## How to complete this task:
From top to bottom, return the listing exactly as it appears, omitting its images.

## Record set:

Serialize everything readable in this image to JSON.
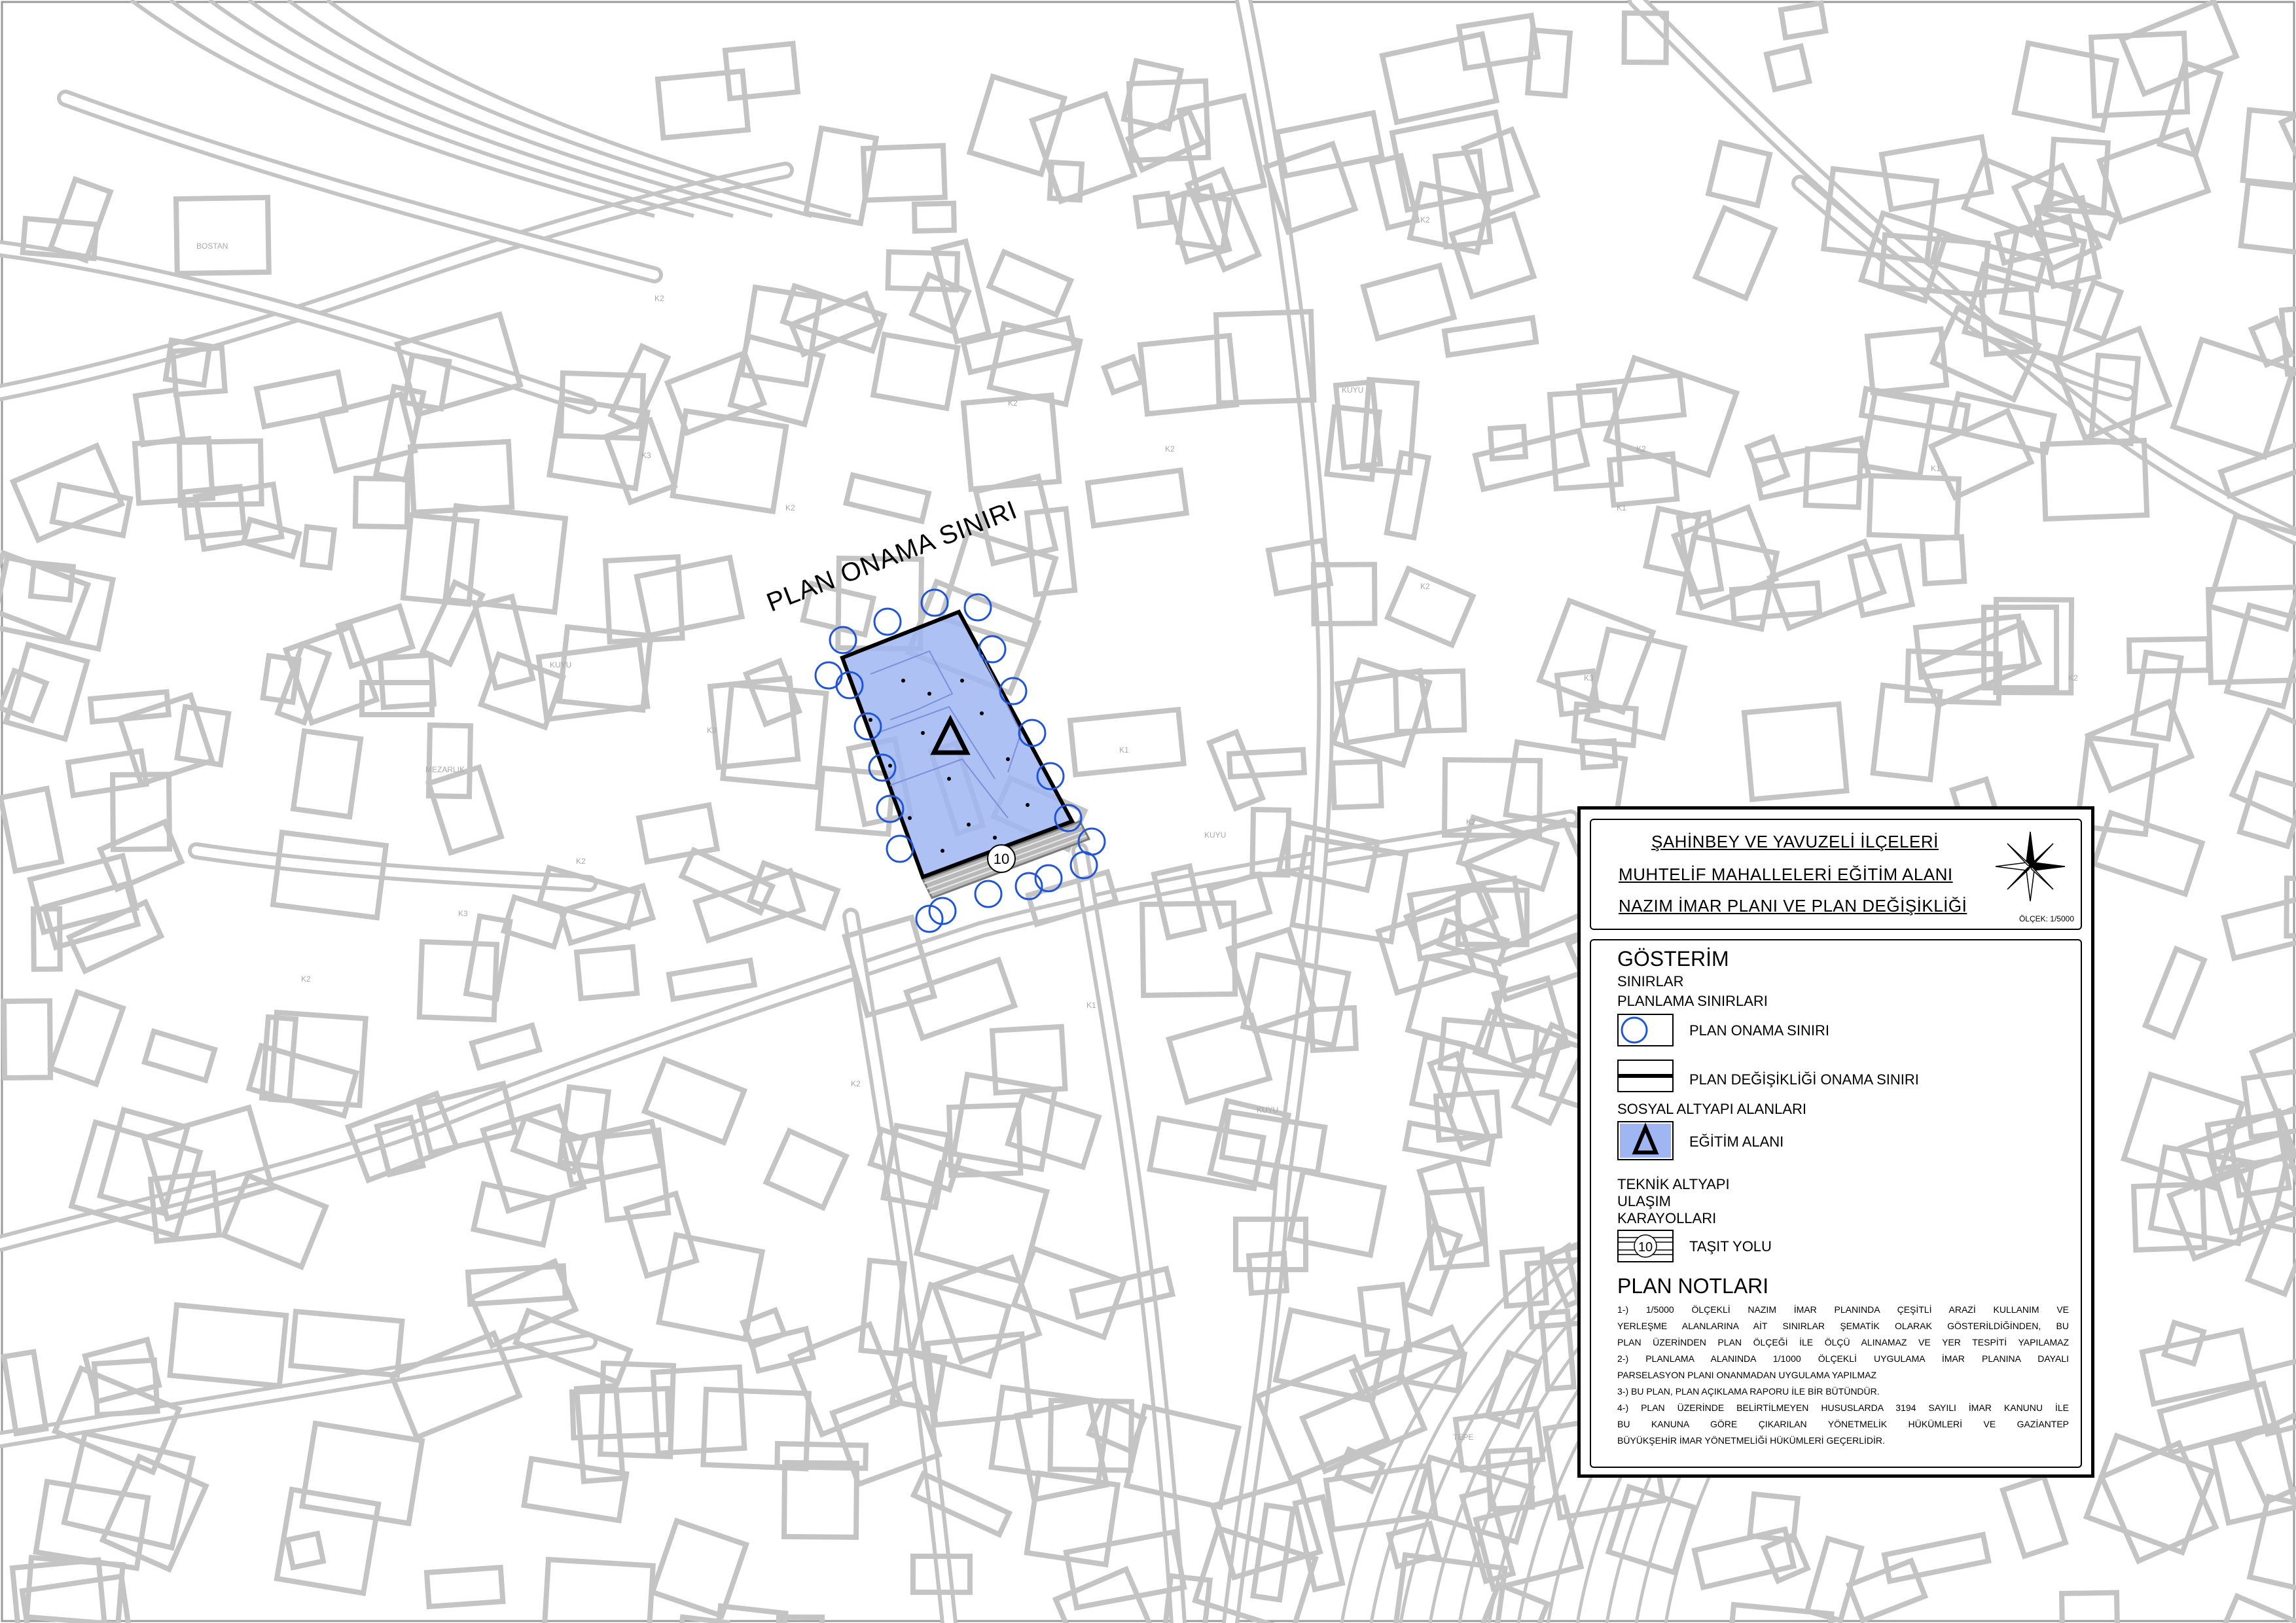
{
  "map": {
    "plan_onama_label": "PLAN ONAMA SINIRI",
    "road_number": "10",
    "labels": [
      {
        "text": "K2"
      },
      {
        "text": "K2"
      },
      {
        "text": "K3"
      },
      {
        "text": "K2"
      },
      {
        "text": "K2"
      },
      {
        "text": "K1"
      },
      {
        "text": "K2"
      },
      {
        "text": "K3"
      },
      {
        "text": "K2"
      },
      {
        "text": "K1"
      },
      {
        "text": "K2"
      },
      {
        "text": "K2"
      },
      {
        "text": "K3"
      },
      {
        "text": "K2"
      },
      {
        "text": "K1"
      },
      {
        "text": "K2"
      },
      {
        "text": "K2"
      },
      {
        "text": "K1"
      },
      {
        "text": "K2"
      },
      {
        "text": "K3"
      },
      {
        "text": "KUYU"
      },
      {
        "text": "KUYU"
      },
      {
        "text": "KUYU"
      },
      {
        "text": "KUYU"
      },
      {
        "text": "MEZARLIK"
      },
      {
        "text": "HARABE"
      },
      {
        "text": "HARABE"
      },
      {
        "text": "BOSTAN"
      },
      {
        "text": "TEPE"
      }
    ]
  },
  "title_block": {
    "line1": "ŞAHİNBEY VE YAVUZELİ İLÇELERİ",
    "line2": "MUHTELİF MAHALLELERİ EĞİTİM ALANI",
    "line3": "NAZIM İMAR PLANI VE PLAN DEĞİŞİKLİĞİ",
    "scale": "ÖLÇEK: 1/5000"
  },
  "legend": {
    "title": "GÖSTERİM",
    "sinirlar": "SINIRLAR",
    "planlama_sinirlari": "PLANLAMA SINIRLARI",
    "plan_onama_siniri": "PLAN ONAMA SINIRI",
    "plan_degisikligi_onama_siniri": "PLAN DEĞİŞİKLİĞİ ONAMA SINIRI",
    "sosyal_altyapi_alanlari": "SOSYAL ALTYAPI ALANLARI",
    "egitim_alani": "EĞİTİM ALANI",
    "teknik_altyapi": "TEKNİK ALTYAPI",
    "ulasim": "ULAŞIM",
    "karayollari": "KARAYOLLARI",
    "tasit_yolu": "TAŞIT YOLU",
    "tasit_yolu_number": "10",
    "plan_notlari_title": "PLAN NOTLARI",
    "notes": [
      "1-) 1/5000 ÖLÇEKLİ NAZIM İMAR PLANINDA ÇEŞİTLİ ARAZİ KULLANIM VE",
      "YERLEŞME ALANLARINA AİT SINIRLAR ŞEMATİK OLARAK GÖSTERİLDİĞİNDEN, BU",
      "PLAN ÜZERİNDEN PLAN ÖLÇEĞİ İLE ÖLÇÜ ALINAMAZ VE YER TESPİTİ YAPILAMAZ",
      "2-) PLANLAMA ALANINDA 1/1000 ÖLÇEKLİ UYGULAMA İMAR PLANINA DAYALI",
      "PARSELASYON PLANI ONANMADAN UYGULAMA YAPILMAZ",
      "3-) BU PLAN, PLAN AÇIKLAMA RAPORU İLE BİR BÜTÜNDÜR.",
      "4-) PLAN ÜZERİNDE BELİRTİLMEYEN HUSUSLARDA 3194 SAYILI İMAR KANUNU İLE",
      "BU KANUNA GÖRE ÇIKARILAN YÖNETMELİK HÜKÜMLERİ VE GAZİANTEP",
      "BÜYÜKŞEHİR İMAR YÖNETMELİĞİ HÜKÜMLERİ GEÇERLİDİR."
    ]
  },
  "colors": {
    "base_lines": "#c4c4c4",
    "education_fill": "#9fb6f2",
    "boundary_circles": "#1f55d6",
    "frame": "#000000"
  }
}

## Response to this exercise:
Serialize everything readable in this image to JSON.
{
  "map": {
    "plan_onama_label": "PLAN ONAMA SINIRI",
    "road_number": "10",
    "labels": [
      {
        "text": "K2"
      },
      {
        "text": "K2"
      },
      {
        "text": "K3"
      },
      {
        "text": "K2"
      },
      {
        "text": "K2"
      },
      {
        "text": "K1"
      },
      {
        "text": "K2"
      },
      {
        "text": "K3"
      },
      {
        "text": "K2"
      },
      {
        "text": "K1"
      },
      {
        "text": "K2"
      },
      {
        "text": "K2"
      },
      {
        "text": "K3"
      },
      {
        "text": "K2"
      },
      {
        "text": "K1"
      },
      {
        "text": "K2"
      },
      {
        "text": "K2"
      },
      {
        "text": "K1"
      },
      {
        "text": "K2"
      },
      {
        "text": "K3"
      },
      {
        "text": "KUYU"
      },
      {
        "text": "KUYU"
      },
      {
        "text": "KUYU"
      },
      {
        "text": "KUYU"
      },
      {
        "text": "MEZARLIK"
      },
      {
        "text": "HARABE"
      },
      {
        "text": "HARABE"
      },
      {
        "text": "BOSTAN"
      },
      {
        "text": "TEPE"
      }
    ]
  },
  "title_block": {
    "line1": "ŞAHİNBEY VE YAVUZELİ İLÇELERİ",
    "line2": "MUHTELİF MAHALLELERİ EĞİTİM ALANI",
    "line3": "NAZIM İMAR PLANI VE PLAN DEĞİŞİKLİĞİ",
    "scale": "ÖLÇEK: 1/5000"
  },
  "legend": {
    "title": "GÖSTERİM",
    "sinirlar": "SINIRLAR",
    "planlama_sinirlari": "PLANLAMA SINIRLARI",
    "plan_onama_siniri": "PLAN ONAMA SINIRI",
    "plan_degisikligi_onama_siniri": "PLAN DEĞİŞİKLİĞİ ONAMA SINIRI",
    "sosyal_altyapi_alanlari": "SOSYAL ALTYAPI ALANLARI",
    "egitim_alani": "EĞİTİM ALANI",
    "teknik_altyapi": "TEKNİK ALTYAPI",
    "ulasim": "ULAŞIM",
    "karayollari": "KARAYOLLARI",
    "tasit_yolu": "TAŞIT YOLU",
    "tasit_yolu_number": "10",
    "plan_notlari_title": "PLAN NOTLARI",
    "notes": [
      "1-) 1/5000 ÖLÇEKLİ NAZIM İMAR PLANINDA ÇEŞİTLİ ARAZİ KULLANIM VE",
      "YERLEŞME ALANLARINA AİT SINIRLAR ŞEMATİK OLARAK GÖSTERİLDİĞİNDEN, BU",
      "PLAN ÜZERİNDEN PLAN ÖLÇEĞİ İLE ÖLÇÜ ALINAMAZ VE YER TESPİTİ YAPILAMAZ",
      "2-) PLANLAMA ALANINDA 1/1000 ÖLÇEKLİ UYGULAMA İMAR PLANINA DAYALI",
      "PARSELASYON PLANI ONANMADAN UYGULAMA YAPILMAZ",
      "3-) BU PLAN, PLAN AÇIKLAMA RAPORU İLE BİR BÜTÜNDÜR.",
      "4-) PLAN ÜZERİNDE BELİRTİLMEYEN HUSUSLARDA 3194 SAYILI İMAR KANUNU İLE",
      "BU KANUNA GÖRE ÇIKARILAN YÖNETMELİK HÜKÜMLERİ VE GAZİANTEP",
      "BÜYÜKŞEHİR İMAR YÖNETMELİĞİ HÜKÜMLERİ GEÇERLİDİR."
    ]
  },
  "colors": {
    "base_lines": "#c4c4c4",
    "education_fill": "#9fb6f2",
    "boundary_circles": "#1f55d6",
    "frame": "#000000"
  }
}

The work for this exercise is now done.